Focus on skills in both mathematics and writing. Not only will you will need to properly analyze a company’s financial statements, you must be able to prepare a persuasive narrative to support your decision to move forward or pass on a loan.

Select a major in finance, business or accounting. These three areas of study will give you the tools you'll need in your career. If possible, take electives in English composition or creative writing to enhance your supplemental abilities.

Apply for internships while completing your education. Your teachers and administrators will provide you with the opportunities they have available, but you can also attend career fairs and contact companies directly to see what openings are available. If you can get in at a company where you can ultimately see yourself working, it will be a tremendous help to landing a permanent job, assuming you perform well in the internship.

Pursue a master’s degree after completing your undergraduate study. While not a requirement for many jobs, the advanced degree will help you stand out when applying in a competitive field.

Stay current on trends and regulations in the lending industry. You can do this through business publications, news programs and websites. Staying current will allow you to speak intelligently at your interviews and show potential employers that you are serious about the job.

Complete your resume, tailoring it to obtaining a job as a commercial credit analyst. Highlight your educational background, your internships and your abilities that will assist in your job. These include writing skills, computer skills, attention to detail and analytical thinking.

Apply for open positions. Send your resume as well as a cover letter that really sells your abilities as an analyst and how you can benefit the company during your tenure. If you learn of openings at companies where you have previously interned, speak directly to your former supervisor about potentially getting an interview.

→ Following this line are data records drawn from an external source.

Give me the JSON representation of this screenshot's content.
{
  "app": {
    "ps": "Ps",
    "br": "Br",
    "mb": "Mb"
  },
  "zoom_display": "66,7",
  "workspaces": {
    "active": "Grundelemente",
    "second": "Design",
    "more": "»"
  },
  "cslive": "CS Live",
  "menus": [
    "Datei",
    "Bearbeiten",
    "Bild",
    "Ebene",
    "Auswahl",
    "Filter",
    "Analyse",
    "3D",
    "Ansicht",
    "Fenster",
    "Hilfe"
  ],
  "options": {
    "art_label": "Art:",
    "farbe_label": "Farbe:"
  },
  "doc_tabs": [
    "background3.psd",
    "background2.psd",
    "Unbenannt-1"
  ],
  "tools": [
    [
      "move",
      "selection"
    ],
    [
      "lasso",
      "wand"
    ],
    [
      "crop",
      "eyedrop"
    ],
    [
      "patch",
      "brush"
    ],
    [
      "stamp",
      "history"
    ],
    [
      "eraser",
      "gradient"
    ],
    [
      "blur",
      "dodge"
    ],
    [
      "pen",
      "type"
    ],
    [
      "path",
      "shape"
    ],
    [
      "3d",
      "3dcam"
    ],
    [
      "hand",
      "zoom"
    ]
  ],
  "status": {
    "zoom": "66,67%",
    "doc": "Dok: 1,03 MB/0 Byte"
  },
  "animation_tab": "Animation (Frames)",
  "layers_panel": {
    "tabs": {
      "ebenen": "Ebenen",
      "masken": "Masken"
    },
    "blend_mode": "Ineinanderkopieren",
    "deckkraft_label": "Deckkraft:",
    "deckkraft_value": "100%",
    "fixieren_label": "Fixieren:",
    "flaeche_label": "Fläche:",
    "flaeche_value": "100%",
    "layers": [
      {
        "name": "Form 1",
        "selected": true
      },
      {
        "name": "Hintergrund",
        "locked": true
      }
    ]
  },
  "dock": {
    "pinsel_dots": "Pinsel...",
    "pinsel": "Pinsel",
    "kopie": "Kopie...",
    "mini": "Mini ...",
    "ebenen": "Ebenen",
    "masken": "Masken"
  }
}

About the Author

Carl Carabelli has been writing in various capacities for more than 15 years. He has utilized his creative writing skills to enhance his other ventures such as financial analysis, copywriting and contributing various articles and opinion pieces. Carabelli earned a bachelor's degree in communications from Seton Hall and has worked in banking, notably commercial lending, since 2001.